Becker v. Becker, 364 S.E.2d 175, 88 N.C.App. 606 (N.C. App., 1988)
364 S.E.2d 175
88 N.C.App. 606
Creighton C. BECKER
Byron Gustave BECKER.
Court of Appeals of North Carolina.
Feb. 2, 1988.
Morrow, Alexander, Tash, Long & Black by John F. Morrow and Ronald B. Black, Winston-Salem, for plaintiff-appellee.
White and Crumpler by Fred G. Crumpler, Jr. and Christopher L. Beal, Winston-Salem, for defendant-appellant.
The trial court concluded that an equal division of the marital estate was equitable in this case. Defendant does not take issue with this conclusion. Defendant’s two assignments of error deal with the trial court’s classifying as marital property: (1) the rental[88 N.C.App. 607] value of the marital residence for a period of approximately three years, during which time defendant occupied the marital residence to the exclusion of the plaintiff; and (2) classifying as marital property five oriental rugs and an antique secretary. We deal with these questions in order.

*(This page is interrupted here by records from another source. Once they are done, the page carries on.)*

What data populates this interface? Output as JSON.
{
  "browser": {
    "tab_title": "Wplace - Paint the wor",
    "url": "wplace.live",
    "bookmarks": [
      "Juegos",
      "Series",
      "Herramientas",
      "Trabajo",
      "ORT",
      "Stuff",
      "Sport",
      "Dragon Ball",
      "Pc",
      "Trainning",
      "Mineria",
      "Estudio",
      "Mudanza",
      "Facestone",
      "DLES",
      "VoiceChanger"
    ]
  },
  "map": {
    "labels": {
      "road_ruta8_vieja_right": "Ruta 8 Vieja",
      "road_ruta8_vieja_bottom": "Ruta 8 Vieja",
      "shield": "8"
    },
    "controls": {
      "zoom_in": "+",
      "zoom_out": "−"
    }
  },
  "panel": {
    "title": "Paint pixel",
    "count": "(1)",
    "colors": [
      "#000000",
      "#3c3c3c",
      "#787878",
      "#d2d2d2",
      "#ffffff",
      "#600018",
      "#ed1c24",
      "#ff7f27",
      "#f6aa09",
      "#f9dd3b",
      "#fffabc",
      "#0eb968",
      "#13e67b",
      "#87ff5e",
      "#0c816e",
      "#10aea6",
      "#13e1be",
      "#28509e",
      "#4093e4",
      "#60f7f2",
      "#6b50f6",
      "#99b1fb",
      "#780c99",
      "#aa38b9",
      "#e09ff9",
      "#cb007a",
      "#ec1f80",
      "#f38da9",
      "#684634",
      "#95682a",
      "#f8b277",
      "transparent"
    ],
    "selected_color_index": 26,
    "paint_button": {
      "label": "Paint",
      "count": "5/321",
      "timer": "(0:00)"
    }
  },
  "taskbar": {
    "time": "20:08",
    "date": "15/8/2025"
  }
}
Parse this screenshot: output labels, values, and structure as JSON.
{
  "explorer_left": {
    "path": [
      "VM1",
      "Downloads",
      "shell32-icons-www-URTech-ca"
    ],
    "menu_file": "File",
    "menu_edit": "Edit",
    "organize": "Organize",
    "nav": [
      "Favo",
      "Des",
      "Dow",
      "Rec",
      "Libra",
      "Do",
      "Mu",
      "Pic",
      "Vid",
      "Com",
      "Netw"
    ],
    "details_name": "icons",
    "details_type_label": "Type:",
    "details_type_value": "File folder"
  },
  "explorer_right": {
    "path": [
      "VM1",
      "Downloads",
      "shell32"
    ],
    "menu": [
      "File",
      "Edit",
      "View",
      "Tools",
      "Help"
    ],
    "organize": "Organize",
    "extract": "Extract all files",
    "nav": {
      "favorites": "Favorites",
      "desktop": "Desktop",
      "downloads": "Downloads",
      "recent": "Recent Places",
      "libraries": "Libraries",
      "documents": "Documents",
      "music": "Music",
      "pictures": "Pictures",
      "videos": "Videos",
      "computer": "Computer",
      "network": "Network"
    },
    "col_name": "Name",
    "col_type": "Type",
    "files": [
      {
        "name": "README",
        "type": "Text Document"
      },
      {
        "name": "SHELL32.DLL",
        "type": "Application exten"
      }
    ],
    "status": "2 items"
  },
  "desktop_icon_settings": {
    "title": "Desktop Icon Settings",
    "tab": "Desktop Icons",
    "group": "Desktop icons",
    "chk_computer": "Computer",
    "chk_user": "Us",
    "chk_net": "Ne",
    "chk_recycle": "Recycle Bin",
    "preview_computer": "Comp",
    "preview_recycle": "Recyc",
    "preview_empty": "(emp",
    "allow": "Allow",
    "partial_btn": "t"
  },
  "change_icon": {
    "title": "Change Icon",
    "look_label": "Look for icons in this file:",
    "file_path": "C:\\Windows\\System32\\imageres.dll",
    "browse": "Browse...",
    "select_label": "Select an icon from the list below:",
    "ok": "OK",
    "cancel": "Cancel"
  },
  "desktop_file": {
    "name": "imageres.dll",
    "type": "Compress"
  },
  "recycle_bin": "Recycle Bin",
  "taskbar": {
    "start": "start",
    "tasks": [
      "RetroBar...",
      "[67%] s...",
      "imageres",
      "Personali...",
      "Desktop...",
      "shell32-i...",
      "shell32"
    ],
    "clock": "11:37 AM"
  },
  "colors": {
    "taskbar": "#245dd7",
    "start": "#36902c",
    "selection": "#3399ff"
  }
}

The trial court found that the marital residence had a rental value during the post-separation period when it was occupied by defendant. Defendant does not take issue with the value component found by the trial court, but argues that the trial court was without authority to include any such value in the marital estate. We agree with defendant. N.C.Gen.Stat. § 50-20(b)(1) provides:
(1) “Marital property” means all real and personal property acquired by either spouse or both spouses during the course of the marriage and before the date of the separation of the parties….
Thus, the statute makes it clear that for the purpose of classification of property (as either marital or separate) the marital estate is frozen as of the date of separation. While its components clearly may increase in value after separation and before distribution, see e.g. Swindell v. Lewis, 82 N.C.App. 423, 346 S.E.2d 237 (1986), no new property may be added to the marital estate after the date of separation.
Our decision does not mean that a trial court is foreclosed from considering the post-separation use of the marital residence in reaching its decision as to whether an equal distribution is equitable. G.S. § 50-20(c) contains provisions pertinent to this issue as follows:
(c) There shall be an equal division … unless the court determines that an equal division is not equitable. If the court determines that an equal division is not equitable, the court shall divide the marital property equitably. Factors the court shall consider under this subsection are as follows:
* * *
(11a) Acts of either party to maintain, preserve, develop, or expand; or to waste, neglect, devalue or convert such marital property, during the period after separation of the parties and before the time of distribution; and
[88 N.C.App. 608] (12) Any other factor which the court finds to be just and proper.
The evidence and findings in the present case show that during the period of separation, for about three years, defendant had the exclusive use of the marital residence, but maintained it and paid taxes and insurance on it. All of these are factors the trial court may consider on remand in making its determination as to whether an equal distribution is equitable; or, if not, what unequal but equitable distribution should be made.
In its judgment, the trial court found that five oriental rugs and an antique secretary in the parties’ residence were marital property. Defendant contends that the evidence at trial clearly showed that the rugs and secretary were gifts to him from his mother and therefore should have been classified as his separate property. We disagree. The evidence was conflicting as to how the rugs and secretary came to the parties’ residence. In a non-jury trial, the trial court’s findings of fact are conclusive on appeal if there is evidence to support them, even though the evidence might sustain a finding to the contrary. See Henderson County v. Osteen, 297 N.C. 113, 254 S.E.2d 160 (1979); Williams v. Insurance Co., 288 N.C. 338, 218 S.E.2d 368 (1975). The reasonable inferences to be drawn from the evidence are for the trial court’s determination. See Hodges v. Hodges, 257 N.C. 774, 127 S.E.2d 567 (1962). We conclude that the evidence on this issue allowed the trial court to draw the reasonable inference that the oriental rugs and the secretary were gifts to the parties’ marriage and hence were marital property, or that the rugs and secretary were acquired by defendant during the marriage, but not by gift, hence making them marital property. See G.S. § 50-20(b)(1). Defendant’s second assignment of error is overruled.
We do not require a new trial, but order that the trial court reconsider its judgment on the existing record, and enter a new judgment consistent with this opinion.
Affirmed in part, reversed in part, and remanded.
PHILLIPS and PARKER, JJ., concur.